Website and app data records
------------------------------------------------
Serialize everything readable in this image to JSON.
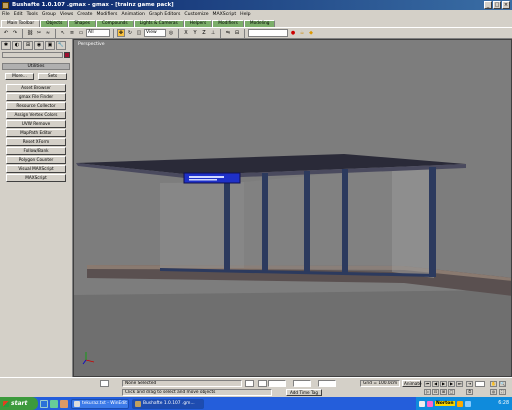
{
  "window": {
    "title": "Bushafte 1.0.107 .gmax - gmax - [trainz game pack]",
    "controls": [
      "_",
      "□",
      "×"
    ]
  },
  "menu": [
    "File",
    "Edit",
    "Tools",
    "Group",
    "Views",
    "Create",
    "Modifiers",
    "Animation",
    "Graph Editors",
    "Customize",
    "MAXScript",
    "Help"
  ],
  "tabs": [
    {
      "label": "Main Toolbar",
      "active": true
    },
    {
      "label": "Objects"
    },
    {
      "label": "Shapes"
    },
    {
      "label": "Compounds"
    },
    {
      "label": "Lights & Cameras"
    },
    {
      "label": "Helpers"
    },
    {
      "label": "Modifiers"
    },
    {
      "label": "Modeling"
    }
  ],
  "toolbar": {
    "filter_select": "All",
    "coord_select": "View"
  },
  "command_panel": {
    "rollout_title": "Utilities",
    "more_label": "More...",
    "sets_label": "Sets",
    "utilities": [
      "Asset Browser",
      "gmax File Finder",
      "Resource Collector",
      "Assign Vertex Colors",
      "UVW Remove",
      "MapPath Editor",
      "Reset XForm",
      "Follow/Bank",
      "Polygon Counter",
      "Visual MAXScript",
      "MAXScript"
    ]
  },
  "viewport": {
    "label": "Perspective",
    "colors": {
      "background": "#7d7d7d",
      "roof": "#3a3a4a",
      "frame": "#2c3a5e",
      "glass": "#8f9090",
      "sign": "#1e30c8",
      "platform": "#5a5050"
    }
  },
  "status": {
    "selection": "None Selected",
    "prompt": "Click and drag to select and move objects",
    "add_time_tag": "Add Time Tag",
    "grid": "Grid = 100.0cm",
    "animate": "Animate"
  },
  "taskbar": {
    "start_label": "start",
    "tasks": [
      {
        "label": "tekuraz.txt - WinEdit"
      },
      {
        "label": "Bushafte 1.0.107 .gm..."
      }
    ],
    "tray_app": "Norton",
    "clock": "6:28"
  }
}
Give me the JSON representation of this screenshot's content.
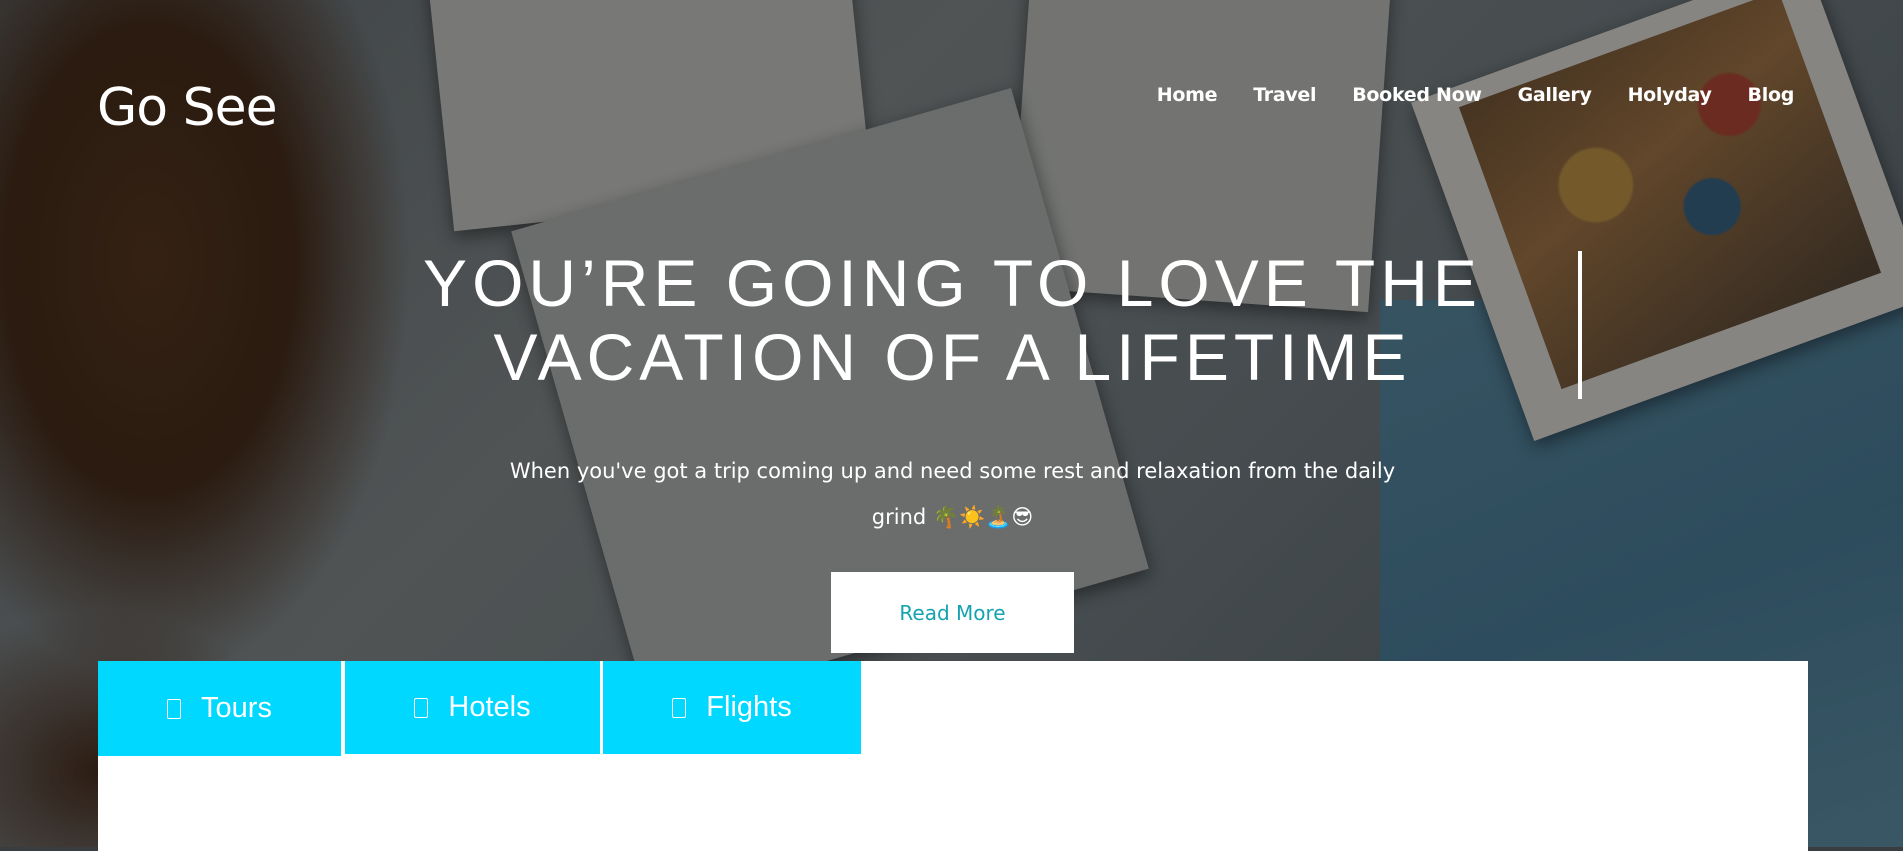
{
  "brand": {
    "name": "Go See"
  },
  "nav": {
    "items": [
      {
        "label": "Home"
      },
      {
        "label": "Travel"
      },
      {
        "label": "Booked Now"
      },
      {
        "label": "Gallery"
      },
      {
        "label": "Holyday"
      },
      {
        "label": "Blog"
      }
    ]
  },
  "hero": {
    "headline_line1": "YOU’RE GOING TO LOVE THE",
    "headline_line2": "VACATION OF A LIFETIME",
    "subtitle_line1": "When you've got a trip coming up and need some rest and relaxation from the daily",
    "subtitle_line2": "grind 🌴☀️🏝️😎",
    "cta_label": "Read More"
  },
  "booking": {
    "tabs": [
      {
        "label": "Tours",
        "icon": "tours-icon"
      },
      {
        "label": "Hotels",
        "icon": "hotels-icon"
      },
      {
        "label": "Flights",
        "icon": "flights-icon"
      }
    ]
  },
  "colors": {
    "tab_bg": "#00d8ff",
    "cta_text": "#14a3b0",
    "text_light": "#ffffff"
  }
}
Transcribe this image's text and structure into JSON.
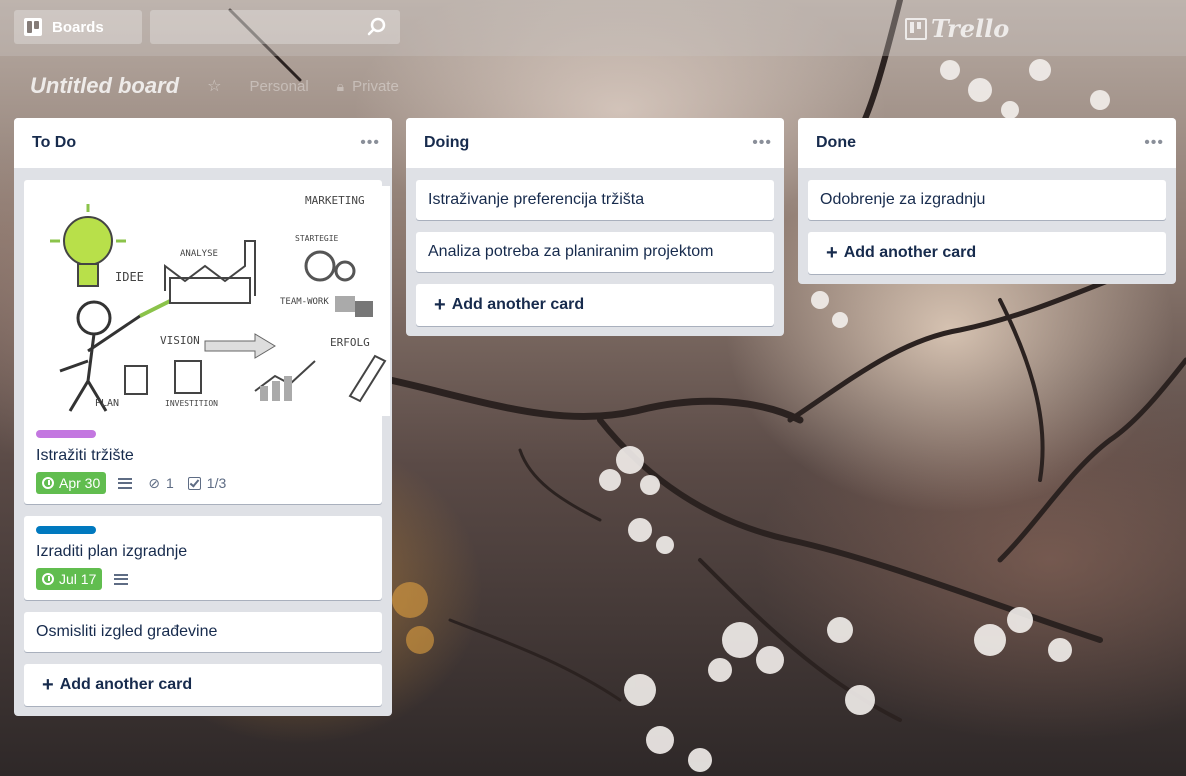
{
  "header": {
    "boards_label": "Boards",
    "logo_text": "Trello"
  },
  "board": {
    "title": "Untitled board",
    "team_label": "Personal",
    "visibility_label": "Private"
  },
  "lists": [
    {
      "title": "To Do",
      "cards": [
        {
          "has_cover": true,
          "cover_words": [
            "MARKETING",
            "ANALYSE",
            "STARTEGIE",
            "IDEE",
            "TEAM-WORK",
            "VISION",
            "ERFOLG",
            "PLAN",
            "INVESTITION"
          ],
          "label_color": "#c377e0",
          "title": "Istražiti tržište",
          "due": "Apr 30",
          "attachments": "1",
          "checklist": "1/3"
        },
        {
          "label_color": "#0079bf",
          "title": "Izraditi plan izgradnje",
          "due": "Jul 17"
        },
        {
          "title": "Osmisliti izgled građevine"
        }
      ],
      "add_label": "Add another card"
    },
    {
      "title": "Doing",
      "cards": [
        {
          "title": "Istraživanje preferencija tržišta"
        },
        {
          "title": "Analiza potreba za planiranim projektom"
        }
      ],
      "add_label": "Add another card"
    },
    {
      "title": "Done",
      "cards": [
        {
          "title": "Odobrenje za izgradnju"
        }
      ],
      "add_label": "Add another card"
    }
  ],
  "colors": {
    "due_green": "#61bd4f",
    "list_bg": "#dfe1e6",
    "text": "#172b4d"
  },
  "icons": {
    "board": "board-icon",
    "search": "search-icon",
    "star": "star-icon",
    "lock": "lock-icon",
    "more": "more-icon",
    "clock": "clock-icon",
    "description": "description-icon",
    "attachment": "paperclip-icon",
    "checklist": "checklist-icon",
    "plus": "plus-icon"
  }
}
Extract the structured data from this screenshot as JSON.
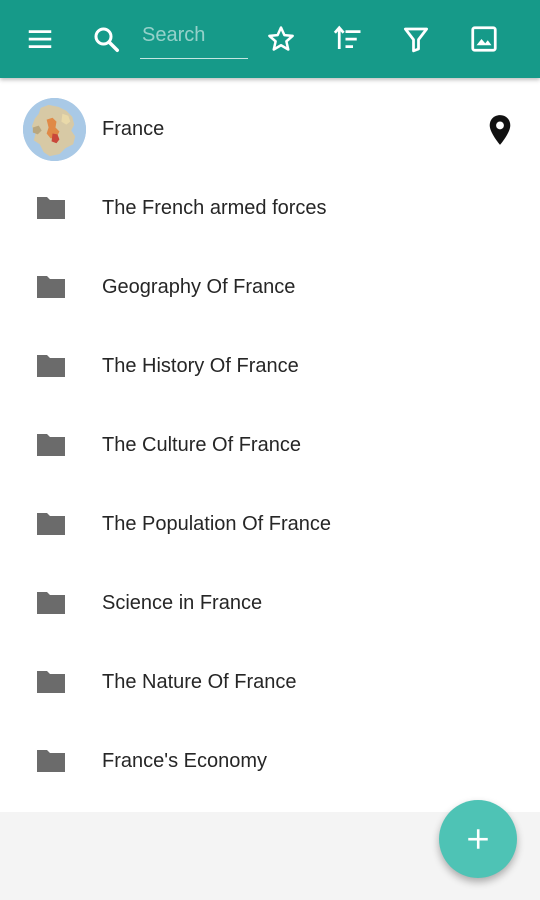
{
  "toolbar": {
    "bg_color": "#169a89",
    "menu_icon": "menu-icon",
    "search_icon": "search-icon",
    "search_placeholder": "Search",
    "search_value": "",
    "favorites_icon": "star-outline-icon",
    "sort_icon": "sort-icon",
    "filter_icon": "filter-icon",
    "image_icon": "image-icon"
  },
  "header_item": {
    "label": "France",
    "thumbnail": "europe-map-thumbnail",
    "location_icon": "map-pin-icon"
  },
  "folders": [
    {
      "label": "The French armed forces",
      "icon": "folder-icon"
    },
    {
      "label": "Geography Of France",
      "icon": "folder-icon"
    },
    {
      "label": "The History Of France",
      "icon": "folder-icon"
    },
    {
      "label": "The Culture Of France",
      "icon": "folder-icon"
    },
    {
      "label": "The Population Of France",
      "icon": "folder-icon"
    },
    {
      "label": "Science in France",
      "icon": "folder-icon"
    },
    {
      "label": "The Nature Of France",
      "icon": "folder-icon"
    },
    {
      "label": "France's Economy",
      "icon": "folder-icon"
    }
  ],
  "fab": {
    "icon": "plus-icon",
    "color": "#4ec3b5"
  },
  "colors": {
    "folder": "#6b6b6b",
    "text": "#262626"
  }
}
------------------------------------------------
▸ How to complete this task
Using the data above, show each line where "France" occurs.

▸ Your solution
    "label": "France",
      "label": "Geography Of France",
      "label": "The History Of France",
      "label": "The Culture Of France",
      "label": "The Population Of France",
      "label": "Science in France",
      "label": "The Nature Of France",
      "label": "France's Economy",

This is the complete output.